Digital visibility is the key to success. Strategically, there is no way around switching the sales processes to digital, as confirmed by the majority of executives examined in this article. In the text, one will also find out how companies face up to this challenge. For many, digitization provides the opportunity to upgrade a traditional process with new technologies or to complement the existing channels with another. The change, however, is more far-reaching. Because the traditional model followed a “push logic”: Sales gave the impetus to the flow of information – direct acquisition, sending marketing materials, meeting potential clients, selling presentations, and arranging high-level executive meetings. The new model has a “pull logic”: the impulse comes from the customers. They decide when and where sales come into play and how they want to interact with it. For this, information must be provided centrally.
It has been estimated that around 90% of B2B shoppers search the Internet for keywords, and 70% watch videos to find out about a purchase. 57% of the purchasing process has already been completed when a sales representative is contacted for the first time. So, if you are not present in the information and initiation phase, you may not be able to enter the shortlist of suppliers in the future.
The good news is that digitization can pave the way to the customer much more directly than is possible with traditional sales structures. In addition to its own website, a new universe of digital channels opens up: e.g. Communities in social networks where subject-specific topics are exchanged. There, product experts can talk directly with users about desired features, technical specifications or matching services and even competitor offers. Those who professionally record these channels can get access directly to users of technologies in the customer companies and already establish themselves there as a knowledgeable expert.
If the previous contact base extended to just a few contacts in technical purchasing, digitally, ideally, hundreds of engineers working with similar technologies and products would be reached.
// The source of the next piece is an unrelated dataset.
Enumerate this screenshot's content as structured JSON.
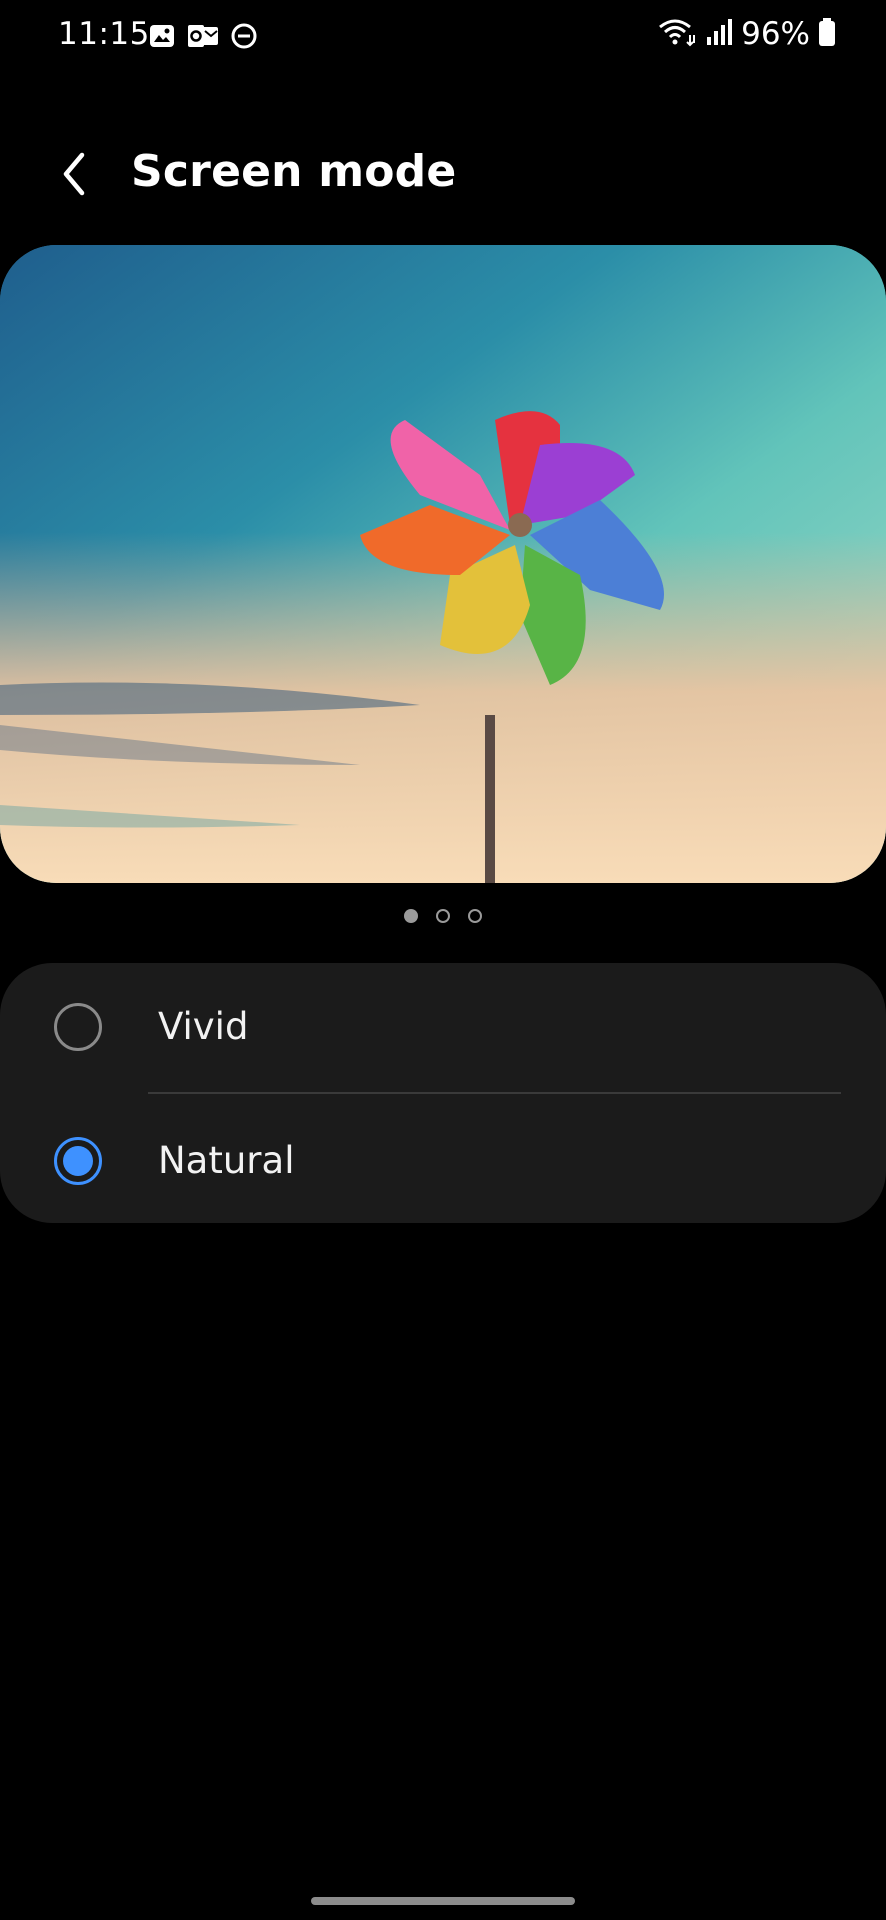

Trust and customer loyalty can thus already arise at a very early stage, and the later formal purchasing process becomes more efficient through the preparatory work.
Sales also benefit from new devices and applications. With their help, customers’ preferences can be captured much more accurately – for example via tracking technologies and algorithms. They create transparency about how interested people come to their own website, what kind of information processing they value and what possibilities they use to contact them (e-mail link,
Search engine, referral in social networks). One learns which pages and products are viewed for how long and whether and what is being bought. From this, for example, tailored recommendations can be generated for the customer (“Customers who bought xy also needed z”).
The centralization of information and the networking of data provide opportunities to use this knowledge for contracting. Apps and mobile devices enable the sales staff to access the entire product portfolio directly in the sales talk – assuming an optimally integrated system. He can configure offers interactively and also include relevant customer data. The price for the offer tailored to the customer can be compared in real-time with that of other providers.